Documentaries like this serve perhaps as the exact type of passive project, ambitious of some mythical kind of proto-stimulation in the field that they criticise in their argument - basically a lot of rich people made this as a feel good product - placing the importance of human agency squarely on a working class who will probably never see this documentary.  

99.9999% of species are extinct. Humans can become part of that statistic. The earth will survive. Will we still be on it?

Video Link 

21 July 2012

Video Reflection - Packaging

After viewing the video series of both ‘How It’s Made: Packaging’ and ‘Giving Packaging a New Life’ the viewer is left with a solid understanding of how different types of packaging is made, and the recycling processes at the end of life.

The videos give a detailed view of the processes required for packaging from start to finish, including the recycling processes such as sorting and breaking down the packaging.
The aluminium packaging tubes was an informative video to watch. As I had little knowledge of how they were made before this video. It was interesting to learn that the tubes are made from a single disc of aluminium that was punched from a flat sheet. The disc is then fed into a press for impact extrusion, which creates the tube shape. The scrap aluminium from the sheet gets recycled into a new aluminium sheet, ready for the next set of discs to be punched. This process was relatively the same for the aluminium drink containers.
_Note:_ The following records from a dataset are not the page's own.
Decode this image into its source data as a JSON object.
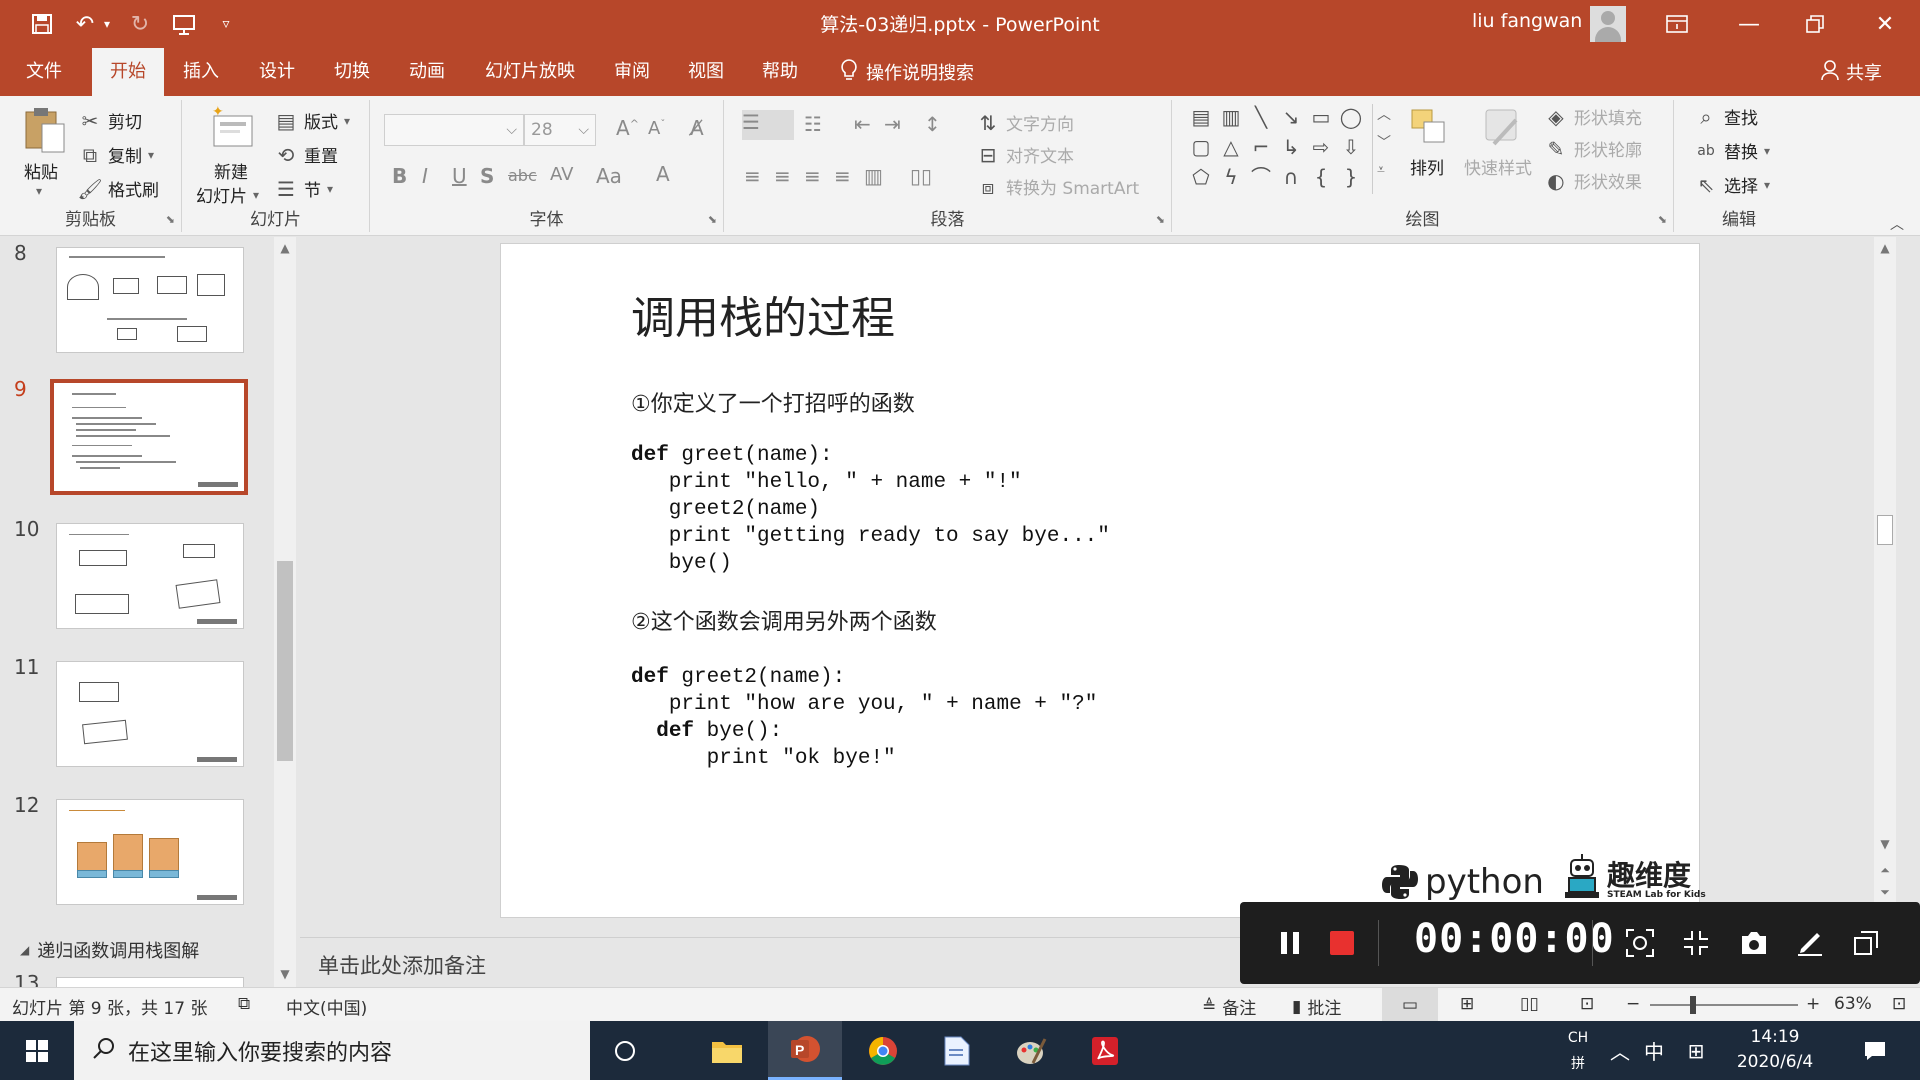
{
  "titlebar": {
    "title": "算法-03递归.pptx - PowerPoint",
    "user": "liu fangwan"
  },
  "tabs": [
    "文件",
    "开始",
    "插入",
    "设计",
    "切换",
    "动画",
    "幻灯片放映",
    "审阅",
    "视图",
    "帮助"
  ],
  "active_tab": "开始",
  "tell_me": "操作说明搜索",
  "share": "共享",
  "ribbon": {
    "clipboard": {
      "paste": "粘贴",
      "cut": "剪切",
      "copy": "复制",
      "format_painter": "格式刷",
      "label": "剪贴板"
    },
    "slides": {
      "new_slide_1": "新建",
      "new_slide_2": "幻灯片",
      "layout": "版式",
      "reset": "重置",
      "section": "节",
      "label": "幻灯片"
    },
    "font": {
      "size": "28",
      "label": "字体",
      "change_case": "Aa"
    },
    "paragraph": {
      "text_direction": "文字方向",
      "align_text": "对齐文本",
      "smartart": "转换为 SmartArt",
      "label": "段落"
    },
    "drawing": {
      "arrange": "排列",
      "quick_styles": "快速样式",
      "shape_fill": "形状填充",
      "shape_outline": "形状轮廓",
      "shape_effects": "形状效果",
      "label": "绘图"
    },
    "editing": {
      "find": "查找",
      "replace": "替换",
      "select": "选择",
      "label": "编辑"
    }
  },
  "thumbnails": [
    {
      "num": "8"
    },
    {
      "num": "9"
    },
    {
      "num": "10"
    },
    {
      "num": "11"
    },
    {
      "num": "12"
    }
  ],
  "active_slide": "9",
  "section_title": "递归函数调用栈图解",
  "slide": {
    "title": "调用栈的过程",
    "step1": "①你定义了一个打招呼的函数",
    "code1": [
      {
        "kw": "def",
        "rest": " greet(name):"
      },
      {
        "kw": "",
        "rest": "   print \"hello, \" + name + \"!\""
      },
      {
        "kw": "",
        "rest": "   greet2(name)"
      },
      {
        "kw": "",
        "rest": "   print \"getting ready to say bye...\""
      },
      {
        "kw": "",
        "rest": "   bye()"
      }
    ],
    "step2": "②这个函数会调用另外两个函数",
    "code2": [
      {
        "indent": "",
        "kw": "def",
        "rest": " greet2(name):"
      },
      {
        "indent": "  ",
        "kw": "",
        "rest": " print \"how are you, \" + name + \"?\""
      },
      {
        "indent": "  ",
        "kw": "def",
        "rest": " bye():"
      },
      {
        "indent": "     ",
        "kw": "",
        "rest": " print \"ok bye!\""
      }
    ],
    "logo_python": "python",
    "logo_qu": "趣维度",
    "logo_qu_sub": "STEAM Lab for Kids"
  },
  "notes_placeholder": "单击此处添加备注",
  "recorder": {
    "timer": "00:00:00"
  },
  "status": {
    "slide_info": "幻灯片 第 9 张，共 17 张",
    "language": "中文(中国)",
    "notes": "备注",
    "comments": "批注",
    "zoom": "63%"
  },
  "taskbar": {
    "search_placeholder": "在这里输入你要搜索的内容",
    "ime_ch": "CH",
    "ime_pin": "拼",
    "ime_zhong": "中",
    "time": "14:19",
    "date": "2020/6/4"
  },
  "colors": {
    "accent": "#b7472a",
    "active_thumb": "#c43e1c"
  }
}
I was fascinated to learn how easily recyclable tetrapaks are. As they are made from laminated paper, plastic and foil I had assumed the process to recycle them would be difficult. Upon watching the video I learned it was a simple process of chopping the material up and adding water so the paper would swell and separate from the foil and plastic layers.

One thing I had always wondered was how recycling was separated, as at home, there is only one bin that all recyclable material is put in to. That question was answered in the final video for ‘Giving Packaging a New Life’. Thanks to relatively new combined recycling plants, this process is now easier and can save up to 50% of associated costs compared to separate recycling plants. The collected recyclables are sent to a combined recycling plant where they are emptied onto big conveyer belts. From these belts the contents are separated. Air blowers separate the lightweight plastic films into one section. Magnets are used to collect the metals and sieves remove the paper products. Infra red systems are used to detect composite packaging, such as tetrapaks, and channel a localised blast of air to separate these. Once the differing materials are separated they can be recycled accordingly.
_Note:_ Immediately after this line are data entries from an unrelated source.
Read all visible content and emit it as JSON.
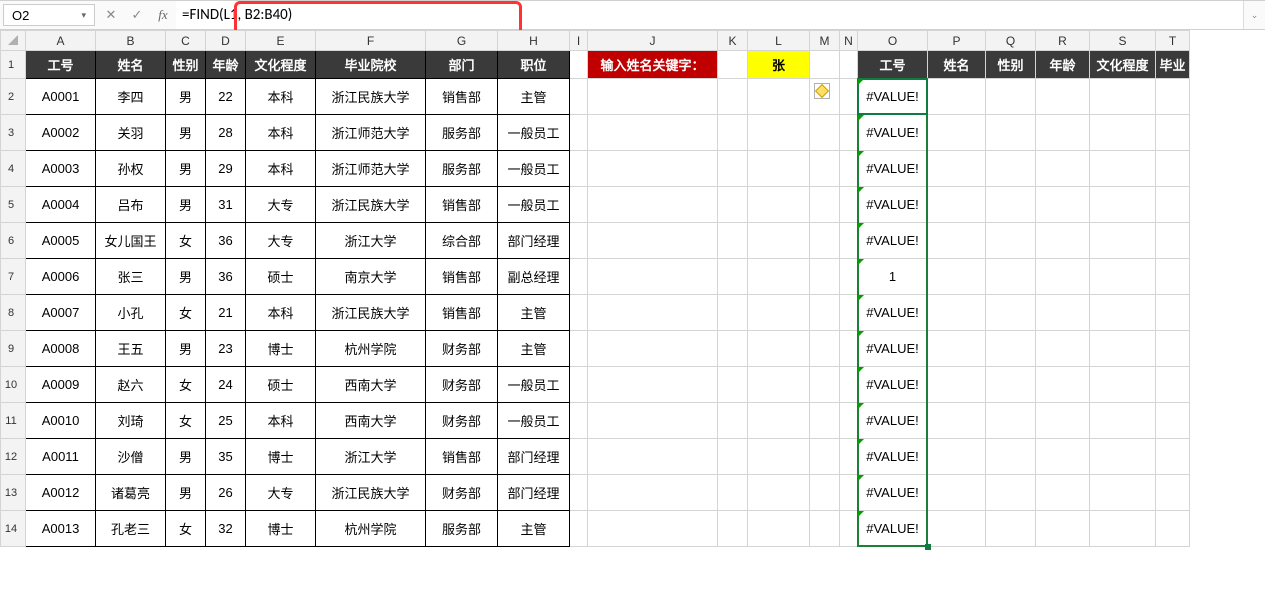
{
  "nameBox": {
    "value": "O2"
  },
  "formulaBar": {
    "formula": "=FIND(L1, B2:B40)"
  },
  "columns": [
    "A",
    "B",
    "C",
    "D",
    "E",
    "F",
    "G",
    "H",
    "I",
    "J",
    "K",
    "L",
    "M",
    "N",
    "O",
    "P",
    "Q",
    "R",
    "S",
    "T"
  ],
  "headerRow": {
    "A": "工号",
    "B": "姓名",
    "C": "性别",
    "D": "年龄",
    "E": "文化程度",
    "F": "毕业院校",
    "G": "部门",
    "H": "职位",
    "J": "输入姓名关键字：",
    "L": "张",
    "O": "工号",
    "P": "姓名",
    "Q": "性别",
    "R": "年龄",
    "S": "文化程度",
    "T": "毕业"
  },
  "rows": [
    {
      "n": 2,
      "A": "A0001",
      "B": "李四",
      "C": "男",
      "D": "22",
      "E": "本科",
      "F": "浙江民族大学",
      "G": "销售部",
      "H": "主管",
      "O": "#VALUE!"
    },
    {
      "n": 3,
      "A": "A0002",
      "B": "关羽",
      "C": "男",
      "D": "28",
      "E": "本科",
      "F": "浙江师范大学",
      "G": "服务部",
      "H": "一般员工",
      "O": "#VALUE!"
    },
    {
      "n": 4,
      "A": "A0003",
      "B": "孙权",
      "C": "男",
      "D": "29",
      "E": "本科",
      "F": "浙江师范大学",
      "G": "服务部",
      "H": "一般员工",
      "O": "#VALUE!"
    },
    {
      "n": 5,
      "A": "A0004",
      "B": "吕布",
      "C": "男",
      "D": "31",
      "E": "大专",
      "F": "浙江民族大学",
      "G": "销售部",
      "H": "一般员工",
      "O": "#VALUE!"
    },
    {
      "n": 6,
      "A": "A0005",
      "B": "女儿国王",
      "C": "女",
      "D": "36",
      "E": "大专",
      "F": "浙江大学",
      "G": "综合部",
      "H": "部门经理",
      "O": "#VALUE!"
    },
    {
      "n": 7,
      "A": "A0006",
      "B": "张三",
      "C": "男",
      "D": "36",
      "E": "硕士",
      "F": "南京大学",
      "G": "销售部",
      "H": "副总经理",
      "O": "1"
    },
    {
      "n": 8,
      "A": "A0007",
      "B": "小孔",
      "C": "女",
      "D": "21",
      "E": "本科",
      "F": "浙江民族大学",
      "G": "销售部",
      "H": "主管",
      "O": "#VALUE!"
    },
    {
      "n": 9,
      "A": "A0008",
      "B": "王五",
      "C": "男",
      "D": "23",
      "E": "博士",
      "F": "杭州学院",
      "G": "财务部",
      "H": "主管",
      "O": "#VALUE!"
    },
    {
      "n": 10,
      "A": "A0009",
      "B": "赵六",
      "C": "女",
      "D": "24",
      "E": "硕士",
      "F": "西南大学",
      "G": "财务部",
      "H": "一般员工",
      "O": "#VALUE!"
    },
    {
      "n": 11,
      "A": "A0010",
      "B": "刘琦",
      "C": "女",
      "D": "25",
      "E": "本科",
      "F": "西南大学",
      "G": "财务部",
      "H": "一般员工",
      "O": "#VALUE!"
    },
    {
      "n": 12,
      "A": "A0011",
      "B": "沙僧",
      "C": "男",
      "D": "35",
      "E": "博士",
      "F": "浙江大学",
      "G": "销售部",
      "H": "部门经理",
      "O": "#VALUE!"
    },
    {
      "n": 13,
      "A": "A0012",
      "B": "诸葛亮",
      "C": "男",
      "D": "26",
      "E": "大专",
      "F": "浙江民族大学",
      "G": "财务部",
      "H": "部门经理",
      "O": "#VALUE!"
    },
    {
      "n": 14,
      "A": "A0013",
      "B": "孔老三",
      "C": "女",
      "D": "32",
      "E": "博士",
      "F": "杭州学院",
      "G": "服务部",
      "H": "主管",
      "O": "#VALUE!"
    }
  ],
  "icons": {
    "cancel": "✕",
    "enter": "✓",
    "fx": "fx",
    "dd": "▾",
    "expand": "⌄"
  }
}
It is important for designers to understand these processes as this knowledge enables the designer to consider the impact of the product they are designing, and whether there is a less environmentally intrusive way of bringing a new product to life.
This knowledge also creates certain dilemmas in the designing process. Whether the designer will choose glass packaging as this can be made from up to 90% recycled material saving energy in production and reducing the need for virgin material taken from natural resources. However, this type of packaging is heavy which leads to increased transport costs and carries the risk of the glass breaking leaving dangerous shards.